Funding for the arts has been hit hard by the economic downturn. So many local groups have turned to small-scale private donors.
Patrons like Amelia Collete Jones and Maggie Ginestra, partners and art lovers, who wanted to help put money into the hands of local artists.
They started with about 25 people and a pot of soup on a rainy Sunday evening. Attendees milled around a downtown bookshop holding hot bowls of carrot leek soup and talking about which art project they planned to vote for.
It was the first night of Sloup, a now-monthly soup dinner where everyone gets a meal for just $10. Diners also receive a packet containing proposals from various artists. At the end of the evening, they cast their vote, and the project with the most votes gets all the proceeds from the dinner.
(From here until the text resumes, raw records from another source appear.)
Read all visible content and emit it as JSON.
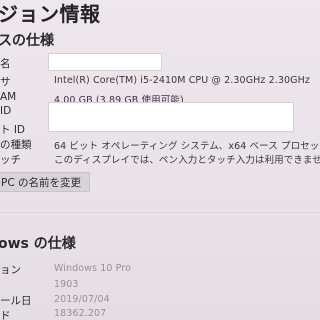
{
  "page": {
    "title": "ジョン情報"
  },
  "device_spec": {
    "heading": "スの仕様",
    "rows": [
      {
        "label": "名",
        "value": ""
      },
      {
        "label": "サ",
        "value": "Intel(R) Core(TM) i5-2410M CPU @ 2.30GHz   2.30GHz"
      },
      {
        "label": "AM",
        "value": "4.00 GB (3.89 GB 使用可能)"
      },
      {
        "label": "ID",
        "value": ""
      },
      {
        "label": "ト ID",
        "value": ""
      },
      {
        "label": "の種類",
        "value": "64 ビット オペレーティング システム、x64 ベース プロセッサ"
      },
      {
        "label": "ッチ",
        "value": "このディスプレイでは、ペン入力とタッチ入力は利用できません"
      }
    ],
    "rename_button": "PC の名前を変更"
  },
  "windows_spec": {
    "heading": "ows の仕様",
    "rows": [
      {
        "label": "ョン",
        "value": "Windows 10 Pro"
      },
      {
        "label": "",
        "value": "1903"
      },
      {
        "label": "ール日",
        "value": "2019/07/04"
      },
      {
        "label": "ド",
        "value": "18362.207"
      }
    ]
  }
}
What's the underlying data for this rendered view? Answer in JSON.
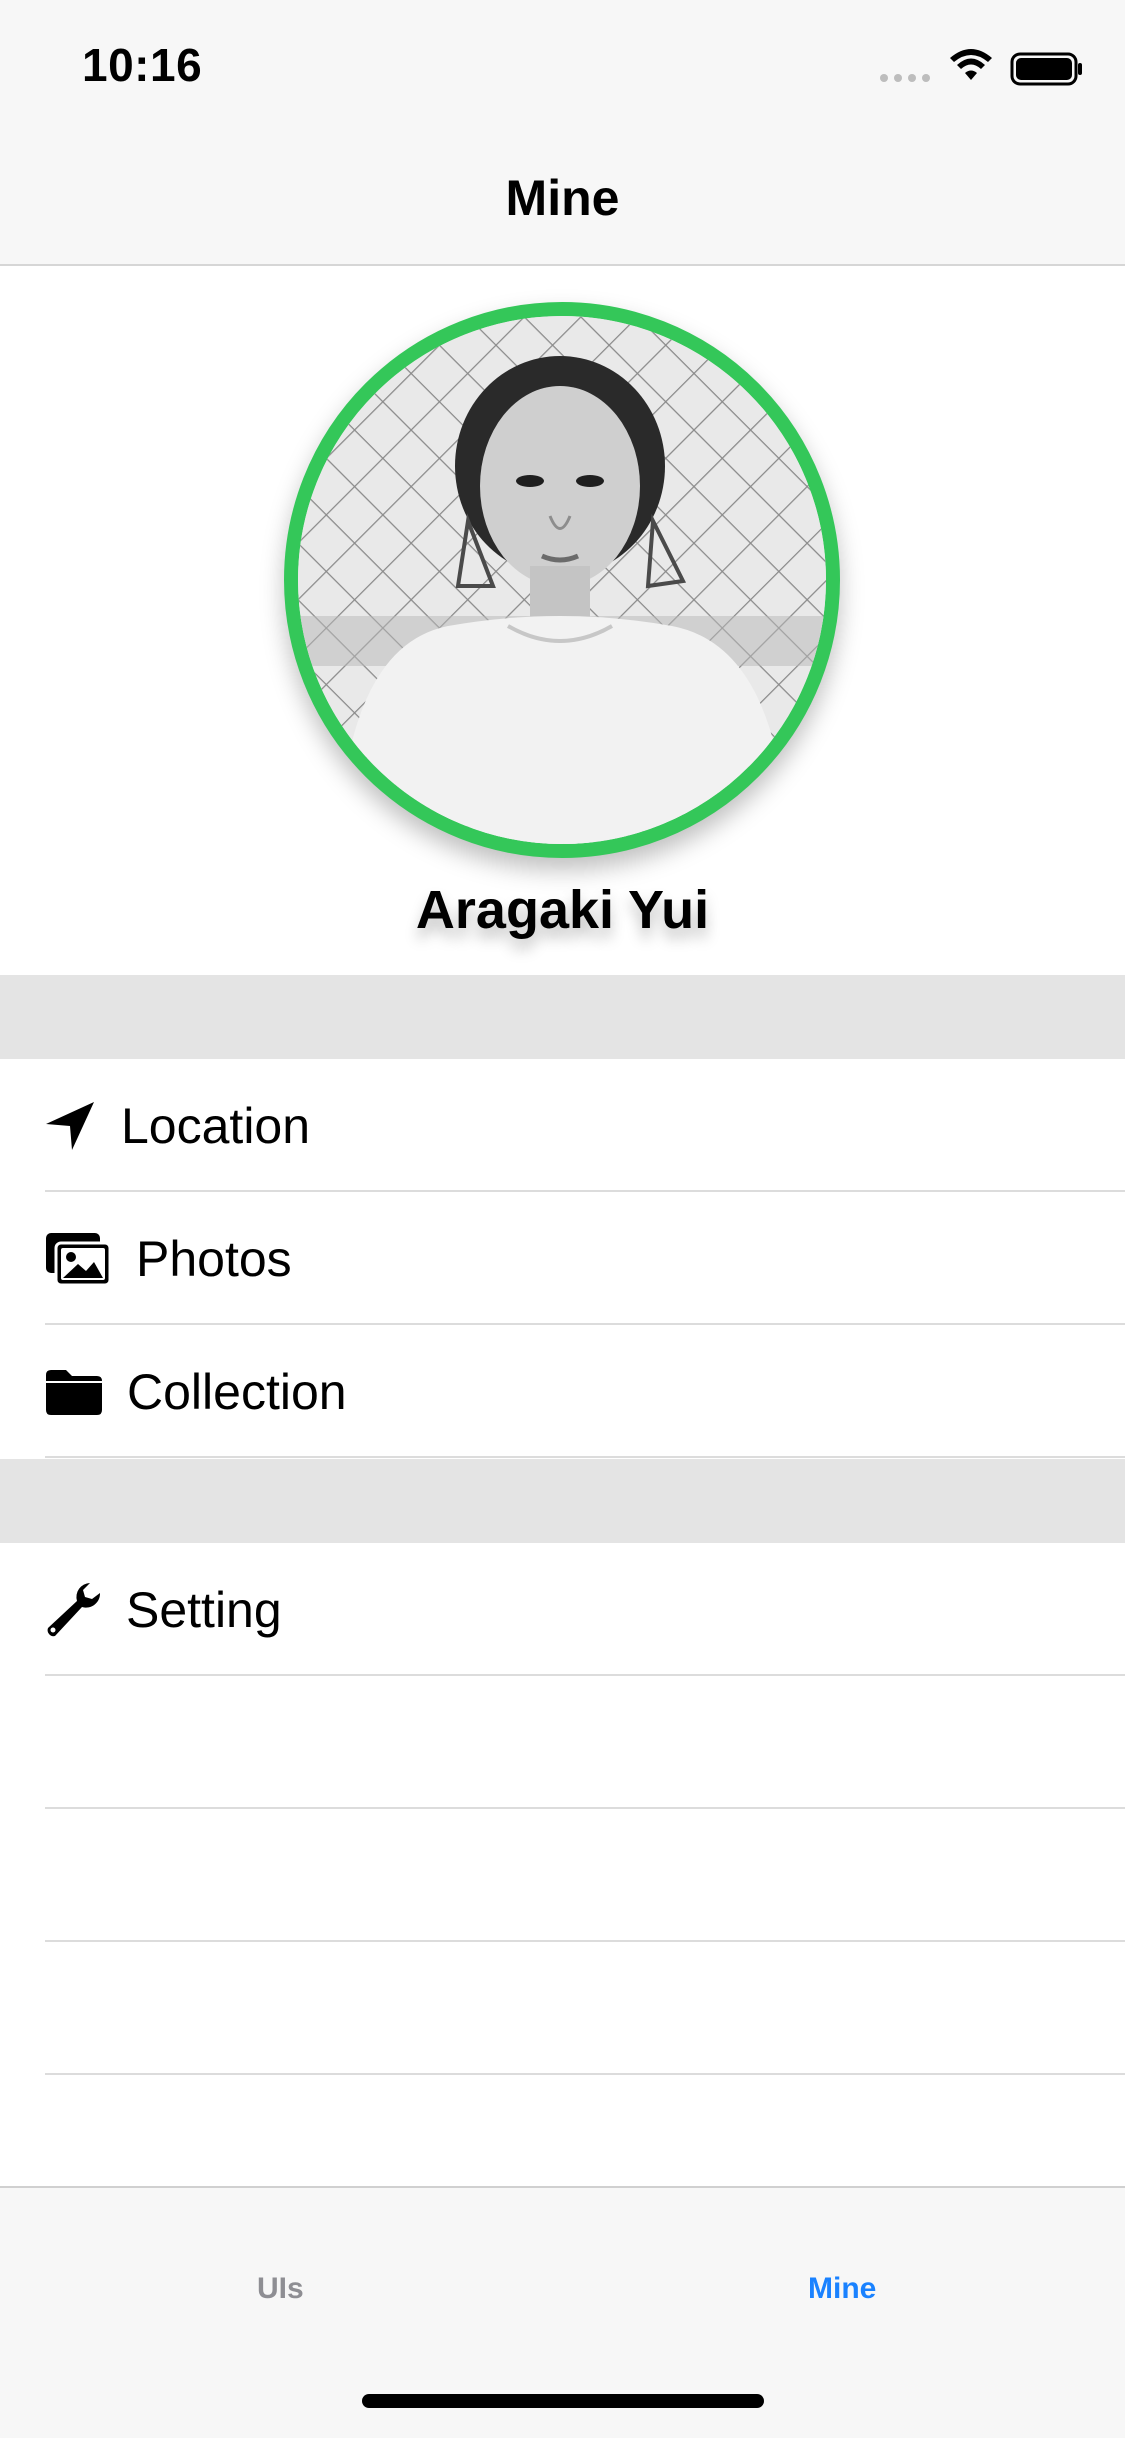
{
  "status_bar": {
    "time": "10:16"
  },
  "nav": {
    "title": "Mine"
  },
  "profile": {
    "name": "Aragaki Yui"
  },
  "menu_section_1": [
    {
      "label": "Location",
      "icon": "location-arrow-icon"
    },
    {
      "label": "Photos",
      "icon": "photos-icon"
    },
    {
      "label": "Collection",
      "icon": "folder-icon"
    }
  ],
  "menu_section_2": [
    {
      "label": "Setting",
      "icon": "wrench-icon"
    }
  ],
  "tabbar": {
    "items": [
      {
        "label": "UIs",
        "active": false
      },
      {
        "label": "Mine",
        "active": true
      }
    ]
  },
  "colors": {
    "accent": "#1a82ff",
    "avatar_ring": "#34c759",
    "inactive_tab": "#8e8e93",
    "section_gap": "#e4e4e4"
  }
}
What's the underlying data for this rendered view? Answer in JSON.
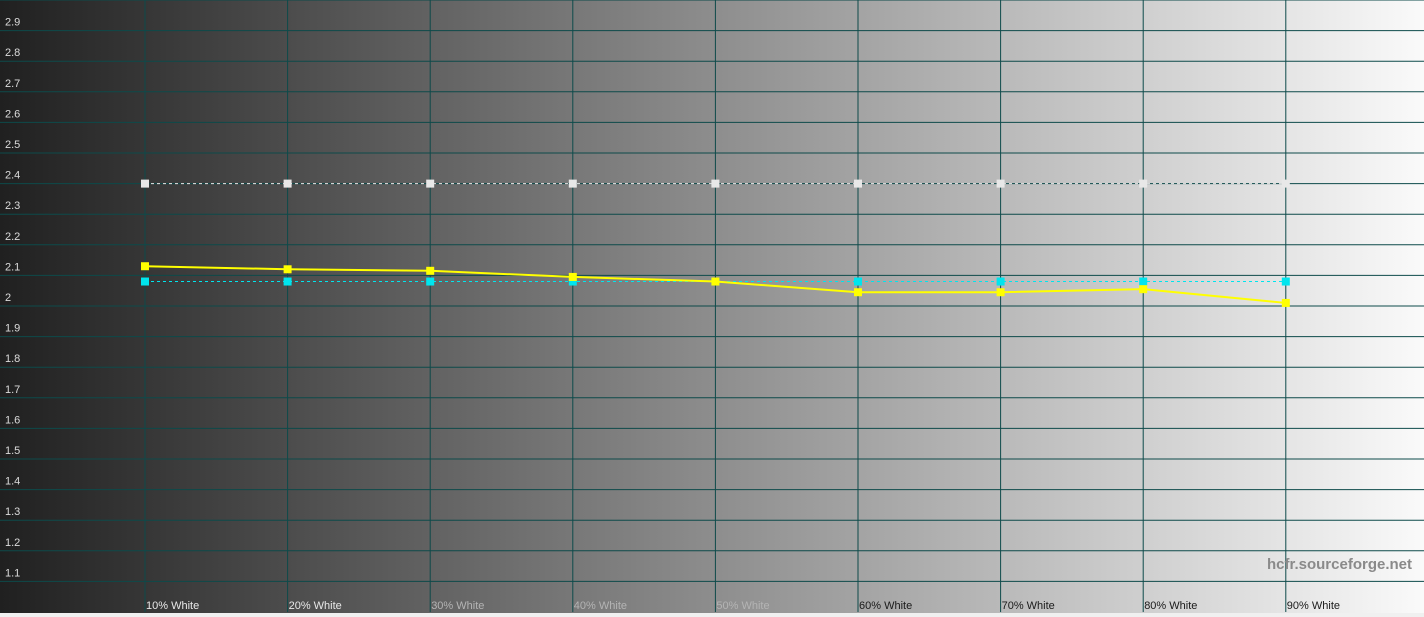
{
  "chart_data": {
    "type": "line",
    "title": "",
    "xlabel": "",
    "ylabel": "",
    "categories": [
      "10% White",
      "20% White",
      "30% White",
      "40% White",
      "50% White",
      "60% White",
      "70% White",
      "80% White",
      "90% White"
    ],
    "y_ticks": [
      "1.1",
      "1.2",
      "1.3",
      "1.4",
      "1.5",
      "1.6",
      "1.7",
      "1.8",
      "1.9",
      "2",
      "2.1",
      "2.2",
      "2.3",
      "2.4",
      "2.5",
      "2.6",
      "2.7",
      "2.8",
      "2.9"
    ],
    "ylim": [
      1.0,
      3.0
    ],
    "grid": true,
    "background": "grayscale gradient black-to-white",
    "series": [
      {
        "color": "#ffff00",
        "style": "solid",
        "values": [
          2.13,
          2.12,
          2.115,
          2.095,
          2.08,
          2.045,
          2.045,
          2.055,
          2.01
        ]
      },
      {
        "color": "#00e5ee",
        "style": "dashed",
        "values": [
          2.08,
          2.08,
          2.08,
          2.08,
          2.08,
          2.08,
          2.08,
          2.08,
          2.08
        ]
      },
      {
        "color": "#e8e8e8",
        "style": "dashed",
        "values": [
          2.4,
          2.4,
          2.4,
          2.4,
          2.4,
          2.4,
          2.4,
          2.4,
          2.4
        ]
      }
    ],
    "colors": {
      "grid": "#0d4a4a",
      "gradient_start": "#202020",
      "gradient_end": "#fafafa"
    }
  },
  "watermark": "hcfr.sourceforge.net"
}
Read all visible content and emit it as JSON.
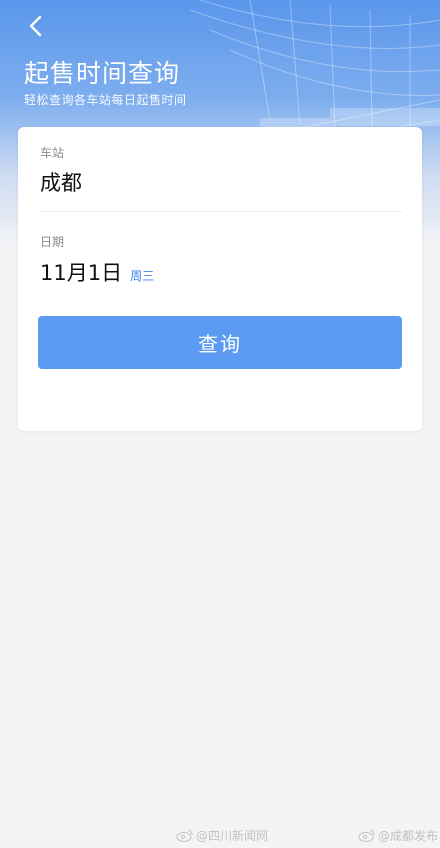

"I don't really see it as a competitive sort of thing," said Jordan Hicks, one of the artists who submitted a proposal at the inaugural dinner. "It's just a fun night to get together."
For his project, Hicks collaborated with a couple of photographers and an art historian to create a set of postcards about urban decay and population decline in St. Louis. If awarded the Sloup grant, he planned to print dozens of sets of the cards and leave them around the city in public places. But the important thing, he said, wasn't the money. It was about sharing his project with the community.
"If anything a lot of people will see the cards that I've never met before and didn't know about the project, so either way it's a good night," he said.
Artist Claire Wolf also submitted a proposal. She's the assistant director of the Urban Studio Cafe, a local nonprofit coffee shop and social outreach center.
"All of the profits from coffee and food sales will fund arts programs and community programs for the neighborhood," she said.
If Wolf were to win the grant, she planned to buy a silkscreen printing machine for the cafe. "We're really wanting to market ourselves, but we don't have a lot of money, and I think it will be a really cool way to do our own printing of our own apparel and involve some of the youth in the area."
Patrons for a pittance
Enjoying her second helping of carrot leek soup, Annmarie Spitz said that coming to a Sloup dinner was a chance for her to support the arts in a way that she hadn't been able to before.
"I wouldn't consider myself a patron really because I don't have any money, but that was what was great about Sloup was that I felt like I could be a patron with $10."
The day after the inaugural Sloup, the votes were tallied, and the winner, by a very narrow margin, was Claire Wolf's proposal for the screen printing machine.
A couple weeks after the dinner, the screen printing was already in action at Wolf's coffee shop. Neighborhood kids were drying silk screens with a squeegee. It was clear that the machine is a big hit.
"It actually cost $239.99 and our Sloup grant was for $240," said Wolf. "So it was perfect."
From the time Wolf submitted her proposal to the day she purchased the screen printer was less than a month.
"That's a very quick turnaround," said Jeff Hnilicka, cofounder of an organization called FEAST. It stands for Funding Emerging Artists with Sustainable Tactics and is one of the groups that inspired Sloup. He says getting an arts grant is usually a protracted process...
"It takes a year-and-a-half to go from writing a proposal to implementation. Your idea and what you're responding could have drastically changed in that period of time."
Hnilicka spends a lot of his time traveling around the country helping groups set up their own monthly dinners. There are now events like Sloup in Boston, Portland and Chicago and the number is growing.
Since the first Sloup in St. Louis three months ago, each dinner has attracted more artists and diners, which has helped bring more exposure to artists and larger grants.
The hope is that this model will not just change the way art is funded but change the relationship between artists and patrons, making the art world feel less exclusive and more like a dinner party with friends.